    Hang in there. Tell your boss that you are going to be more aware of not only what the doc orders for your pt,..but what info he expects from you and what info will be most useful in any given situation, and that you are going to try to be better at anticipating what needs to be done to speed up this whole process.

    Becoming a great nurse takes experience. Make the most of your time so that you get the best experience that you can.

    Best of luck to you!

    (wow,..sorry this was sooooo looong.. )
    This post was absolutely perfect. Why not give us a class like this while in school perhaps the last semester. I would have taken that class in a heart beat.
    canoehead and whichone'spink like this.
  10. 2
    RN-Cardiac!! Are you kidding me? Apologizing for it being a long reply?? That was exactly what I needed. Thank you, thank you, thank you! I hate to admit it but I have felt so beat down since my conversation with the ER manager, and have felt so alone... your reply was a breath of fresh air for me. The fact that you took to time you did to answer me means the world to me. Your right trying to "define" critical thinking, let alone trying to write a plan for it is very frustrating. I know I am a good nurse and don't believe my fears are unfounded. My mistake was expressing them to coworkers. Won't make that mistake again. I loved your car scenario and will definitely use your advice. Thank you again so much for showing me a random act of kindness. You never know how such things can touch a person's life. : )
    an6el177 and BrnEyedGirl like this.
  11. 4
    So include in your plan that you are going to read critical thinking for nursing books (go to amazon and do a search and pick a couple that have high ratings) and start going over case scenarios on your day off, ask for a bi weekly meeting to discuss your progress, request a couple of weks with a different preceptor "in order to gain perspective on how yet another nurse organizes her day and responds to various situations", see if you can find any CEU courses on critical thinking or ER nursing or common situations in the ER that you aren't comfortable with yet and also incorporate those in your plan.

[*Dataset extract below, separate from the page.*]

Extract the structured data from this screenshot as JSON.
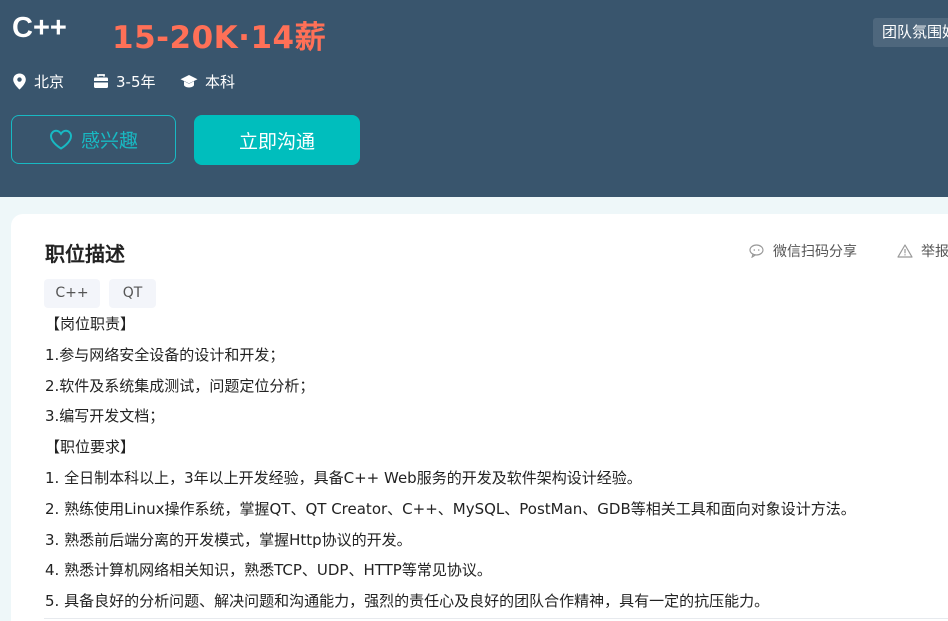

I know at my last hospital we had an online university with CEUs and various courses that weren't required but you could register to complete at home (on your own time of course and without pay) but some of them were very good. I took several of them about topics I hadn't addressed in a while in my various nursing roles and found them really helpful reviews. I would just suggest coming up with a workable plan that includes timeframes and some goals for yourself and also the way you plan to evaluate your own progress and have your manager evaluate you as well. I'm sure she will have her own input as well but it will look better if you have a well thought out plan to present to her and then ask her what additions she would like to make so that both of you are confident that you have a plan for developing the necessary skills. Best of luck. I've never done ER but it seems like it would be very difficult for a newer nurse because there are so many things that you have to do on the seat of your pants. Let us know how it goes.
    canoehead, RN <><, Lunar, and 1 other like this.
  12. 0
    It's totally fair for you to ask what they mean by "critical thinking skills". In fact, you have to, or the whole scenario is left up to you to decipher. Ask for examples, situations in which you did not display the thinking they want to see, and how they'd like you to be thinking. Just laying it out as something you need to solve with no clues as to WHAT you're solving is a cop-out and bad management. You cannot fix what's wrong if you don't know, SPECIFICALLY, what they want you to address. "Critical thinking" is too vague. Is it that you're not assessing pts correctly before speaking to the doc about the case? Did you miss a s/s? Did you make a med mistake that could have been avoided if you'd asked one more question? If they can't/won't help you with this, I'd look for another position; this is not a job you want to keep. They'll do the same kind of thing again and again until you leave or they fire you. It's not limited to hospitals, either.


Top